**Your objective:**
Output each entry exactly as written.

**Entries from a dataset of interfaces:**
════
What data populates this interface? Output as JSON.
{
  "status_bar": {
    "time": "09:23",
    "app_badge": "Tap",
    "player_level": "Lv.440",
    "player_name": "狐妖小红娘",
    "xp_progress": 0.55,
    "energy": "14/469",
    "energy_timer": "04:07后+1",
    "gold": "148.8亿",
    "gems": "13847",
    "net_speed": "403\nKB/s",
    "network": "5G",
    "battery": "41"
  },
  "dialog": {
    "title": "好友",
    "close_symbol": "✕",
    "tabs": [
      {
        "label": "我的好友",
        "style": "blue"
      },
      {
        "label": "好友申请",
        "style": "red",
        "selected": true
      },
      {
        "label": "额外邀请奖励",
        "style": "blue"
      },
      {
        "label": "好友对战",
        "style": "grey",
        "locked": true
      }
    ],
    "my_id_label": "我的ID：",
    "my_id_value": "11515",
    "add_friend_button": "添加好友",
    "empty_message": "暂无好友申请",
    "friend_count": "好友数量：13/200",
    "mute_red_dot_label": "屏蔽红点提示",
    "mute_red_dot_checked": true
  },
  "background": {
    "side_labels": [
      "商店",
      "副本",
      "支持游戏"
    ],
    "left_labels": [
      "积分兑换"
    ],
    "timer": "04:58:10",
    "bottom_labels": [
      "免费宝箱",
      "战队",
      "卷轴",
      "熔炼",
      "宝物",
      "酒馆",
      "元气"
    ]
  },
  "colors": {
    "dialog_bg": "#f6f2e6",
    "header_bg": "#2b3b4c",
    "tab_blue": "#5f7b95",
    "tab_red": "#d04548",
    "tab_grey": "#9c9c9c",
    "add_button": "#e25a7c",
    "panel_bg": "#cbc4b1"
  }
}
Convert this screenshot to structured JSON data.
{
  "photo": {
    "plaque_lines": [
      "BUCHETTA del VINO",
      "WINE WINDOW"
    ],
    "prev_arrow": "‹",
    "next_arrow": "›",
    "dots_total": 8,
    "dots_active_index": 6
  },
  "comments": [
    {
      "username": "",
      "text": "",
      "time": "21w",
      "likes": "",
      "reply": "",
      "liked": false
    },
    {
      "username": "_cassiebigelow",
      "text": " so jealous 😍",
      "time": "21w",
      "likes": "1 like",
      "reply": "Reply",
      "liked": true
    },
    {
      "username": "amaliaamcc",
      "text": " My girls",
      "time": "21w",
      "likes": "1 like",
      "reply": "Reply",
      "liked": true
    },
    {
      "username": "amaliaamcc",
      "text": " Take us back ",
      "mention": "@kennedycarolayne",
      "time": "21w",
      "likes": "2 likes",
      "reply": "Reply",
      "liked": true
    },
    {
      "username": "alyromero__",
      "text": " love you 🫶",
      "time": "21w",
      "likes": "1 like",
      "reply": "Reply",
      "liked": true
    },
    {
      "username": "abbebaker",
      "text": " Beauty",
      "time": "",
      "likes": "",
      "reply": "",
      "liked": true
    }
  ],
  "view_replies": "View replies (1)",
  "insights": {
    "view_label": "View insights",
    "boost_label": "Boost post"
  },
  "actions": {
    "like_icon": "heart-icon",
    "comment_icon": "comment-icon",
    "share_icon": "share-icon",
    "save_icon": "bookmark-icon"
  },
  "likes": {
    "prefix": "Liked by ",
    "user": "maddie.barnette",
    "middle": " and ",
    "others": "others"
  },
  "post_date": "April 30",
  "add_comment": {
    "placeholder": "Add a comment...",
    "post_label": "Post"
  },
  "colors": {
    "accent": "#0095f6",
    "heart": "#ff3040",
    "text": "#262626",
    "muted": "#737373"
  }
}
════
**Solved problem:**
What data populates this interface? Output as JSON.
{
  "status_bar": {
    "time": "09:23",
    "app_badge": "Tap",
    "player_level": "Lv.440",
    "player_name": "狐妖小红娘",
    "xp_progress": 0.55,
    "energy": "14/469",
    "energy_timer": "04:07后+1",
    "gold": "148.8亿",
    "gems": "13847",
    "net_speed": "403\nKB/s",
    "network": "5G",
    "battery": "41"
  },
  "dialog": {
    "title": "好友",
    "close_symbol": "✕",
    "tabs": [
      {
        "label": "我的好友",
        "style": "blue"
      },
      {
        "label": "好友申请",
        "style": "red",
        "selected": true
      },
      {
        "label": "额外邀请奖励",
        "style": "blue"
      },
      {
        "label": "好友对战",
        "style": "grey",
        "locked": true
      }
    ],
    "my_id_label": "我的ID：",
    "my_id_value": "11515",
    "add_friend_button": "添加好友",
    "empty_message": "暂无好友申请",
    "friend_count": "好友数量：13/200",
    "mute_red_dot_label": "屏蔽红点提示",
    "mute_red_dot_checked": true
  },
  "background": {
    "side_labels": [
      "商店",
      "副本",
      "支持游戏"
    ],
    "left_labels": [
      "积分兑换"
    ],
    "timer": "04:58:10",
    "bottom_labels": [
      "免费宝箱",
      "战队",
      "卷轴",
      "熔炼",
      "宝物",
      "酒馆",
      "元气"
    ]
  },
  "colors": {
    "dialog_bg": "#f6f2e6",
    "header_bg": "#2b3b4c",
    "tab_blue": "#5f7b95",
    "tab_red": "#d04548",
    "tab_grey": "#9c9c9c",
    "add_button": "#e25a7c",
    "panel_bg": "#cbc4b1"
  }
}
Convert this screenshot to structured JSON data.
{
  "photo": {
    "plaque_lines": [
      "BUCHETTA del VINO",
      "WINE WINDOW"
    ],
    "prev_arrow": "‹",
    "next_arrow": "›",
    "dots_total": 8,
    "dots_active_index": 6
  },
  "comments": [
    {
      "username": "",
      "text": "",
      "time": "21w",
      "likes": "",
      "reply": "",
      "liked": false
    },
    {
      "username": "_cassiebigelow",
      "text": " so jealous 😍",
      "time": "21w",
      "likes": "1 like",
      "reply": "Reply",
      "liked": true
    },
    {
      "username": "amaliaamcc",
      "text": " My girls",
      "time": "21w",
      "likes": "1 like",
      "reply": "Reply",
      "liked": true
    },
    {
      "username": "amaliaamcc",
      "text": " Take us back ",
      "mention": "@kennedycarolayne",
      "time": "21w",
      "likes": "2 likes",
      "reply": "Reply",
      "liked": true
    },
    {
      "username": "alyromero__",
      "text": " love you 🫶",
      "time": "21w",
      "likes": "1 like",
      "reply": "Reply",
      "liked": true
    },
    {
      "username": "abbebaker",
      "text": " Beauty",
      "time": "",
      "likes": "",
      "reply": "",
      "liked": true
    }
  ],
  "view_replies": "View replies (1)",
  "insights": {
    "view_label": "View insights",
    "boost_label": "Boost post"
  },
  "actions": {
    "like_icon": "heart-icon",
    "comment_icon": "comment-icon",
    "share_icon": "share-icon",
    "save_icon": "bookmark-icon"
  },
  "likes": {
    "prefix": "Liked by ",
    "user": "maddie.barnette",
    "middle": " and ",
    "others": "others"
  },
  "post_date": "April 30",
  "add_comment": {
    "placeholder": "Add a comment...",
    "post_label": "Post"
  },
  "colors": {
    "accent": "#0095f6",
    "heart": "#ff3040",
    "text": "#262626",
    "muted": "#737373"
  }
}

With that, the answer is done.